On Monday morning, a web page would appear on the retreat website. This page would only be available to those on the retreat. This page would contain exercises and information particular to the retreat. It could contain artwork, poetry, readings, instructions for prayer exercises, videos, etc. Retreatants would visit this page whenever they could on Monday and work through the exercises outline on it. Feedback on this page would be greatly encouraged. Comments (both video comments and written comments) would be collected. People could share their experiences in going through the exercises. Their feedback would become part of the experience for the next person who visits the page. Retreatants could come back to the page on Monday, replying to comments and being part of a conversation. On Tuesday and Wednesday, new exercise pages would come online. Retreatants would visit them and go through the exercises on those days. TECHNOLOGY NEEDED: A website capable of displaying video and receiving comments.
5. Session Two - Wednesday
On Wednesday evening there would be a second live video event. This event would be like the first one. The speaker would offer a presentation of some kind. It is possible that music could be involved in these live events as well. The leader of the retreat, having gotten to know people since Sunday, might be able to expand this session with some increased interaction with those watching. Questions or comments could by typed live. The speaker could respond. While the chat room would be open all the time, after this event there would be a special invitation to interact there. The speaker would likely be involved. As throughout the retreat, people could connect using their own methods as well.
6. Exercises - Thursday and Friday
Another series of exercises would go online each of these days. People would interact with them and with each other as they have all week long.
7. Closing Event & Worship - Friday Night
Retreatants gather for another live video feed. The speaker would make his or her last presentation. In this last gathering, we could turn on video feeds for all involved, creating a video conference. Participation in the video feed would be optional, of course. I’ve not experienced worship in this way, but perhaps there would be singing and praying and other forms of worship. We would close by giving people a chance to talk for a few minutes about what the retreat has meant to them. TECHNOLOGY NEEDED: Video conferencing.
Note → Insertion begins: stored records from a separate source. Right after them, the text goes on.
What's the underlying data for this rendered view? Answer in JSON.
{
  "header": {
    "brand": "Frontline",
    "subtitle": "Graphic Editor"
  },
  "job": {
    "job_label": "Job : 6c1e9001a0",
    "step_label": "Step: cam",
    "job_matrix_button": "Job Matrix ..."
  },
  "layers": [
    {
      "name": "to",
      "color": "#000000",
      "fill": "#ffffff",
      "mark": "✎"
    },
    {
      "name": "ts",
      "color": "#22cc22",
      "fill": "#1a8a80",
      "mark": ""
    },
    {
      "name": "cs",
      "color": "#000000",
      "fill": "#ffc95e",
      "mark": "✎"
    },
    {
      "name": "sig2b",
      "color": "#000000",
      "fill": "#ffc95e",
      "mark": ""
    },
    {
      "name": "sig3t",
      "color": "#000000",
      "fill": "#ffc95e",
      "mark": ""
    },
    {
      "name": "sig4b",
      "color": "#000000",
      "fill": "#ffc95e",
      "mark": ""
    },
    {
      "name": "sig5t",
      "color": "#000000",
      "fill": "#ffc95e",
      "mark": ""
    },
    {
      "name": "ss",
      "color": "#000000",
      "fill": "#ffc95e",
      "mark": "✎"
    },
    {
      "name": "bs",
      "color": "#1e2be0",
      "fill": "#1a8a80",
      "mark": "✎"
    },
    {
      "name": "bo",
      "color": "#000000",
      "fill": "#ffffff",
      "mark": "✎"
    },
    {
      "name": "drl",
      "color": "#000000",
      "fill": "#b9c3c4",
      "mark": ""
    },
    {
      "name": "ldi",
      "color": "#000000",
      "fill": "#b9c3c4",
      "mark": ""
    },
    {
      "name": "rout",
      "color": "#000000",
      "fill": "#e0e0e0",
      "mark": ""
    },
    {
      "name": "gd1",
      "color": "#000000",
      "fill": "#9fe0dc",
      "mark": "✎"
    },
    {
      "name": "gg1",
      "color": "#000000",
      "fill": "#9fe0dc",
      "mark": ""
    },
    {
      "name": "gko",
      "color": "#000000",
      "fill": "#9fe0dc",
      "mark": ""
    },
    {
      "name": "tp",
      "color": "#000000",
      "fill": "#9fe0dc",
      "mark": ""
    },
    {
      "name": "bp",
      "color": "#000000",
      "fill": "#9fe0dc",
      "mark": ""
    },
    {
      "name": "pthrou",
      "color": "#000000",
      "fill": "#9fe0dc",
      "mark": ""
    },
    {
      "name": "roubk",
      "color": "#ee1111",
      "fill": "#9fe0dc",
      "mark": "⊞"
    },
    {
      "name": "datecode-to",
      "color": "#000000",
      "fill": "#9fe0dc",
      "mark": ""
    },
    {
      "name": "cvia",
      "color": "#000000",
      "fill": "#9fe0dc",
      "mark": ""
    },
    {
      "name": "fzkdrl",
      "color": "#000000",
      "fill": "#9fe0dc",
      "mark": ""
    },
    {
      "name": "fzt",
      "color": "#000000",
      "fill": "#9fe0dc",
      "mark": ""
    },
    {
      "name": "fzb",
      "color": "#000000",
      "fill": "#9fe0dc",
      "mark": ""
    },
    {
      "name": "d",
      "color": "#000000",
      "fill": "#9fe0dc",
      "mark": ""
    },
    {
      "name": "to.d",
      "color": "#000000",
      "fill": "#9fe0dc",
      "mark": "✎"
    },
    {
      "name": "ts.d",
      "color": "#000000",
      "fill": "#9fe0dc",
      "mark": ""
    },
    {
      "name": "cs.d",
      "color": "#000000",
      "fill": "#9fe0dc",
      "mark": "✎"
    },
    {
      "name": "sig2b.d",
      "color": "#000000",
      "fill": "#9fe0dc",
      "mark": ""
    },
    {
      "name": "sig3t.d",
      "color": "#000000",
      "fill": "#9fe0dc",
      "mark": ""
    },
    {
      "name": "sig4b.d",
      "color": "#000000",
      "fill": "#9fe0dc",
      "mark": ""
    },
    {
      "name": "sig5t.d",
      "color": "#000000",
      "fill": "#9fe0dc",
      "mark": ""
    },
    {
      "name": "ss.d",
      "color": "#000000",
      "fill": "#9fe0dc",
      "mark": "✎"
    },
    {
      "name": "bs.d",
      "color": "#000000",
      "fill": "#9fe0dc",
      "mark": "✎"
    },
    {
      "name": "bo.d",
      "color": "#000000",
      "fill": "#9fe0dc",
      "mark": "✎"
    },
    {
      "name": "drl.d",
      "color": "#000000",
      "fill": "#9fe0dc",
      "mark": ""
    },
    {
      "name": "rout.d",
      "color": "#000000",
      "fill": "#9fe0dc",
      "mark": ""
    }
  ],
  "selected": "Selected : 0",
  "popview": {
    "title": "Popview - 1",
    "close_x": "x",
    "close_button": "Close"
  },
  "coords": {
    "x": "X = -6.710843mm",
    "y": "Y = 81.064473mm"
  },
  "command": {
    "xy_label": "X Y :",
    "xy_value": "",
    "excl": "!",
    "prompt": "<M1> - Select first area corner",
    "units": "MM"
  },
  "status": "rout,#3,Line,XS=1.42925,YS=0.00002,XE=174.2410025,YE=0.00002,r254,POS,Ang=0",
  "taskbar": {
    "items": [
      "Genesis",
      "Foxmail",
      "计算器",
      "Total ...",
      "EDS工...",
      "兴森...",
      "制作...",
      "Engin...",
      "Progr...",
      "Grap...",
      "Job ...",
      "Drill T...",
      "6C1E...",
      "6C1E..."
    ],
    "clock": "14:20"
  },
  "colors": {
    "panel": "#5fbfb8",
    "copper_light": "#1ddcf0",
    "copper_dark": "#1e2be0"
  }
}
8. Live Gatherings
Live gatherings would be an important part of these retreats, but they would not be organized by the leaders of the retreat. The retreatants could meet in person after the retreat in whatever ways are available to them. Friends might go through the retreat and meet every day for lunch during that week. People who live near each other might plan to go through the retreat together and meet up at the end.
9. Post Retreat Archive
A closing web page for the retreat would be provided where people could leave final comments and post pictures or videos of their live gatherings. Retreatants could return to the archive and revisit the exercise pages. Profile pages would be available for those who want to reconnect at later times. If anyone wishes to delete or change their profile information, they would be free to do that.
A Word about Privacy
For the comfort level of those wishing privacy, anyone involved would be able to delete their user account at any time. Immediately, all comments and input offered by that user would be deleted. It’s not anticipated that anyone would want to do this, but perhaps it would be a comfort to know that it could be done. Let me know what you think. Keep talking to me in the comments. This is just a model of what might be.